**Exercise requirements**:
Below are the records. List every line holding the word "有一份技术材料你看一下".
^^^^^^^^^^^^^^^^
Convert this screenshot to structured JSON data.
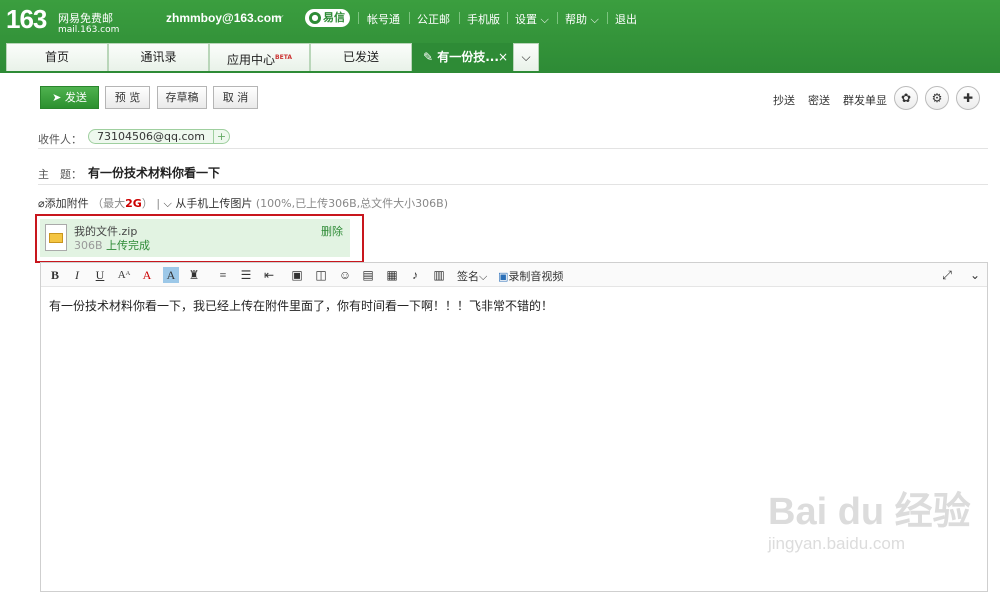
{
  "header": {
    "logo_number": "163",
    "logo_text": "网易免费邮",
    "logo_url": "mail.163.com",
    "account": "zhmmboy@163.com",
    "yixin": "易信",
    "nav": [
      "帐号通",
      "公正邮",
      "手机版",
      "设置",
      "帮助",
      "退出"
    ]
  },
  "tabs": [
    {
      "label": "首页"
    },
    {
      "label": "通讯录"
    },
    {
      "label": "应用中心",
      "badge": "BETA"
    },
    {
      "label": "已发送"
    },
    {
      "label": "有一份技...",
      "active": true
    }
  ],
  "toolbar": {
    "send": "发送",
    "preview": "预 览",
    "draft": "存草稿",
    "cancel": "取 消",
    "cc": "抄送",
    "bcc": "密送",
    "separate": "群发单显"
  },
  "compose": {
    "to_label": "收件人：",
    "recipient": "73104506@qq.com",
    "subject_label": "主　题：",
    "subject": "有一份技术材料你看一下",
    "add_attachment": "添加附件",
    "max_size_prefix": "（最大",
    "max_size": "2G",
    "max_size_suffix": "）",
    "phone_upload": "从手机上传图片",
    "upload_info": "(100%,已上传306B,总文件大小306B)"
  },
  "attachment": {
    "name": "我的文件.zip",
    "size": "306B",
    "status": "上传完成",
    "delete": "删除"
  },
  "editor": {
    "signature": "签名",
    "record_video": "录制音视频",
    "body": "有一份技术材料你看一下，我已经上传在附件里面了，你有时间看一下啊！！！飞非常不错的！"
  },
  "watermark": {
    "main": "Bai du 经验",
    "sub": "jingyan.baidu.com"
  },
  "colors": {
    "brand_green": "#2e8b36",
    "highlight_red": "#c8161d"
  }
}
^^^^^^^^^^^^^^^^
**Task response**:
    "subject": "有一份技术材料你看一下",
    "body": "有一份技术材料你看一下，我已经上传在附件里面了，你有时间看一下啊！！！飞非常不错的！"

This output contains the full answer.